This Rowlandson watercolour came up for sale in the south of England last week. I had been planning to leave a bid for it myself but, what with one thing and another, never got around to it. It didn’t actually matter in the end, as the final hammer price of £2,900 was way above the amount I’d have been prepared to pay for it.

I’m not surprised the painting did so well, it ticks a number of collecting boxes in terms of subject matter (naval), place (central London) and provenance (formerly part of the C.J.W. Winter collection), which were always likely to bump the price up above the original £400 – £600 estimate.

The picture has been signed by Rowlandson (bottom right) and carries the title Tower Stairs (bottom left) indicating that it was painted from the north bank of the Thames near the Tower of London. I must admit that I have been unable to identify the ship in the picture, or work out precisely what is being done to it. The presence of gun-ports in the side of the hull indicate that it is (or was due to become) a Royal Navy vessel which was presumably being laid-up at the Blackwall shipyards.

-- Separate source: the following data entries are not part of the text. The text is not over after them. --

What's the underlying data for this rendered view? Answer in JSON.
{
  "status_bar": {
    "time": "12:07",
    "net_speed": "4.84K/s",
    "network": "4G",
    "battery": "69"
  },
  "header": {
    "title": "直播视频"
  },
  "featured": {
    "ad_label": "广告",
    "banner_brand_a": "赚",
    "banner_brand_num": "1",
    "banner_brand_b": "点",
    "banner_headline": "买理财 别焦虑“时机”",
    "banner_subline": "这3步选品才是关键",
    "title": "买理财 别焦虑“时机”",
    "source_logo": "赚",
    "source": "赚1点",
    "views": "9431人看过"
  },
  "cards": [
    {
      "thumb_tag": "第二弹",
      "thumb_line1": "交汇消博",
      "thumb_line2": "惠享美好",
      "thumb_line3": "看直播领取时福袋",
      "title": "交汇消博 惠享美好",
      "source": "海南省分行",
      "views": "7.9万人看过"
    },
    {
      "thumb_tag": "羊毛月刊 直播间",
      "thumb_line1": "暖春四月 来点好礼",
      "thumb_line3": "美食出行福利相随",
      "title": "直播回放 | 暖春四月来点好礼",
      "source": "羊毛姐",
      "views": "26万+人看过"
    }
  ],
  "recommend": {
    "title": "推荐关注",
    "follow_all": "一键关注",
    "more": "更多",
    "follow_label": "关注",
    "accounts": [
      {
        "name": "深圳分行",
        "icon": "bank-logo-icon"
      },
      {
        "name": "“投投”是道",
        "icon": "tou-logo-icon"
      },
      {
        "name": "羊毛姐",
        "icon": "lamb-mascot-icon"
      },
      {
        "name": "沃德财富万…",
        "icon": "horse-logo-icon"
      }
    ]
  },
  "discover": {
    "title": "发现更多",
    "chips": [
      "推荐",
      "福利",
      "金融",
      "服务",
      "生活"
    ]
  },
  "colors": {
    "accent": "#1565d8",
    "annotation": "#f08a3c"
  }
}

I count 11 gun-ports on this side of the vessel, meaning a 22 gun-rating in total. The Royal Navy only built around a dozen or so 22 gun frigates during the course of the Napoleonic War, which were all launched between 1806 and 1812, so this may help narrow the possible date of the painting down a bit. I’d be interested to hear from anyone who can throw any more light on the contents of the picture in the comments section below.